But the thing is that it wasn't that she wasn't healthy before. I mean, yes, her weight did balloon considerably during her modelling years, but when she started, as she admits, she was a healthy full-figured 19 year old with a chain-smoking habit and a best friend of Isabella Blow. She wasn't model-size (thank god) but she wasn't plus sized either. What was wrong with that? Nothing, but this fickle world of fashion wreaks havoc on us all.
As Sophie writes, we have to change our understanding of what is beautiful and what is sexy. She finished her book saying that she has seen and been that woman who is 'reed-thin and creamily voluptuous'. The woman who is truly sexy are those who eat sensibly, but don't count calories or stuff their faces. They exercise, but in a way that they enjoy. 'They are not prisoners to their body'.
'Sexy,' Sophie writes, 'is inherent in a healthy appreciation for food, in having the energy to romp with your beloved, pick up your baby, cook dinner for your friends... it is feeling sated, having opinions and feeling alive.'
Sometimes, after rejections from boys or particularly bad days at uni, or from spending too much time with my terribly trim and svelte good friends life can get you down about your body and it's all too easy to wallow in self pity. What these formative past few years have taught me is an appreciation for who I am, warts and all. And though i wouldn't go so far as to call myself sexy, i do think there are things about me that could be considered beautiful. After years of worrying and tears and hating it all i'm comfortable in my skin. And i have energy, so much energy, to spend lazy days leafing through fashion and cooking magazines with my mum, to run around our garden playing 3 man cricket with my brothers, to spend hours rushing through the library stacks searching for obscure books on Moliere's 'le bourgeois gentilhomme', to prepare a 3 course meal and then to eat it, to dance the night away with best friends.
And reading Sophie's reaisation of this made me feel a little bit more confident. Even though she is a great deal thinner than myself, and hardly the girl i idealised for bucking trends and embodying voluptuous sexiness - who could forget Tom Ford's comments on that YSL opium ad 'she looks like she's had too much food, too much sex, too much love...' - I admire her for being comfortable in her own skin, at last. I wish there were more women like her in fashion and the media who are truly comfortable with who they are.

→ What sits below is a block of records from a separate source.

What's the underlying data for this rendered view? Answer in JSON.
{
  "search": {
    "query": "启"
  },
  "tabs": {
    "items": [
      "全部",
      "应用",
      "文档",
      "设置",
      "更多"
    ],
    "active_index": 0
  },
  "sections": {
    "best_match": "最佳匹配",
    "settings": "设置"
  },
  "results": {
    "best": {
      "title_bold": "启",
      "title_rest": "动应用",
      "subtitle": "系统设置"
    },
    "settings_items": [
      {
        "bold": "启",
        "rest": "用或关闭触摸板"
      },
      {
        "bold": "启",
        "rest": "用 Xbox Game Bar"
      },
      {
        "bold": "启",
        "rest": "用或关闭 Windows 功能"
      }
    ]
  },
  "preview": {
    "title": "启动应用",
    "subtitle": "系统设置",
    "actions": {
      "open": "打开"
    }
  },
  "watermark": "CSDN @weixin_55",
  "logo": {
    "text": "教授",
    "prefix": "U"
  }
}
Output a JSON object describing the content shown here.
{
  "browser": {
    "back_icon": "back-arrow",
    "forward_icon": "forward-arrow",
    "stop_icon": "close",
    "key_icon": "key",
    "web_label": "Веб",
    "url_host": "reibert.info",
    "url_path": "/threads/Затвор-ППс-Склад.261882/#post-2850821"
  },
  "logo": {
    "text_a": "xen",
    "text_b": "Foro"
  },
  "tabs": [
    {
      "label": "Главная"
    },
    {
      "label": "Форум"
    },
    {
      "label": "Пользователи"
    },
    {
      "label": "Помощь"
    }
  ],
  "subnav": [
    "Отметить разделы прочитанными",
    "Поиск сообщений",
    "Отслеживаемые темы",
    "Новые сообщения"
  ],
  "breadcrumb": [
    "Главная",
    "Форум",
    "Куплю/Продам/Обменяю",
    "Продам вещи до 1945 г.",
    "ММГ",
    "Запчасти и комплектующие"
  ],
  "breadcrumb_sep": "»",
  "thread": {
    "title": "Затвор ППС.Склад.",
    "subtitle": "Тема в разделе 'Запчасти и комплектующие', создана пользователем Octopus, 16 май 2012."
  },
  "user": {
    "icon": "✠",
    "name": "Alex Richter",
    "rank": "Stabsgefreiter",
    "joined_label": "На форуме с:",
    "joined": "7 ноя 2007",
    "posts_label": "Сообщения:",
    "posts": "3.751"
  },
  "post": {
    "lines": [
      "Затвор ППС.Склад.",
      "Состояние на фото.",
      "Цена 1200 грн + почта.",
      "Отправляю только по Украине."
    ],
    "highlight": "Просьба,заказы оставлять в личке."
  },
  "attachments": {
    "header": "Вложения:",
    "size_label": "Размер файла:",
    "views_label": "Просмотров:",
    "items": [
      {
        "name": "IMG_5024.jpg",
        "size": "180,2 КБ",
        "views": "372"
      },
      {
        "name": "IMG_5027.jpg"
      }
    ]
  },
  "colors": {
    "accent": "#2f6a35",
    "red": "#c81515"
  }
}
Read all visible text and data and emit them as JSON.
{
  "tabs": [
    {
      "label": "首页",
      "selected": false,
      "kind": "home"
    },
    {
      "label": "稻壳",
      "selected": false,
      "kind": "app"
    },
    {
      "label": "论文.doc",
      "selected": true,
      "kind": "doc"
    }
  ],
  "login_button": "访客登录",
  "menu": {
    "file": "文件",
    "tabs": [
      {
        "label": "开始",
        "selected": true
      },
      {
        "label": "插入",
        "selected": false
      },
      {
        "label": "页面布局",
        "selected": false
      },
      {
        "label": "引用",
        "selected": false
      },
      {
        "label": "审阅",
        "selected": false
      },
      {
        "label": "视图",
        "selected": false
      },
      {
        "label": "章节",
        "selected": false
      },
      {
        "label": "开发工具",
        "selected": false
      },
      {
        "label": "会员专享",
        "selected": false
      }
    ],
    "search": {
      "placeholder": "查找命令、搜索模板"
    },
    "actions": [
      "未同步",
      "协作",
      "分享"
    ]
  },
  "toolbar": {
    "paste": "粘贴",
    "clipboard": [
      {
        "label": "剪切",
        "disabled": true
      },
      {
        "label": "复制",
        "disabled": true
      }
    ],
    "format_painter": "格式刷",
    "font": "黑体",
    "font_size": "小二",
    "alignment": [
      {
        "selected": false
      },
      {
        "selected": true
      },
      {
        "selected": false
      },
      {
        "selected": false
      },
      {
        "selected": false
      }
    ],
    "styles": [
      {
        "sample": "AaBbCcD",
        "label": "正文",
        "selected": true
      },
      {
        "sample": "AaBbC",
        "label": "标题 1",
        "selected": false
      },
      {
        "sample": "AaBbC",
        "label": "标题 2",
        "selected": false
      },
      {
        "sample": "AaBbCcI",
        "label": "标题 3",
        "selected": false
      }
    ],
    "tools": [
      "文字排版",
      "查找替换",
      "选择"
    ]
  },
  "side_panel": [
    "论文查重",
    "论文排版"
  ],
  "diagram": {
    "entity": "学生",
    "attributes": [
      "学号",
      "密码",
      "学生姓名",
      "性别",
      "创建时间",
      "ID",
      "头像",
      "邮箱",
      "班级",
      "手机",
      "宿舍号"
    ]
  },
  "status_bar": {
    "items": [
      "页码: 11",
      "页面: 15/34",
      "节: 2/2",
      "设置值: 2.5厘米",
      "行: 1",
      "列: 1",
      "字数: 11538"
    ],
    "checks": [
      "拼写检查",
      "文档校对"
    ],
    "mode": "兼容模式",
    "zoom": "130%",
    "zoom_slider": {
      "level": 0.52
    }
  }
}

Iphone snapshots of Miss Dahl's Voluptuous Delights
it is a truly delightful book, split up into seasons and then further into breakfasts, lunches and suppers, filled with organic and interesting food, comfort meals, sumptuous photography and witty, incredibly endearing introductions. If you love cooking beautiful, hearty food then this is the book for you. If you love gorgeous photos teeming with vibrant life, this is the book for you. If you love all things beautiful, then this is the book for you. Seriously, I cannot give enough praise for this cookbook, the recipes are easy to follow and scrumptious ( i made the eton mess as soon as i got home) and Miss Dahl herself is a fascination writer with a powerful voice. Lovely.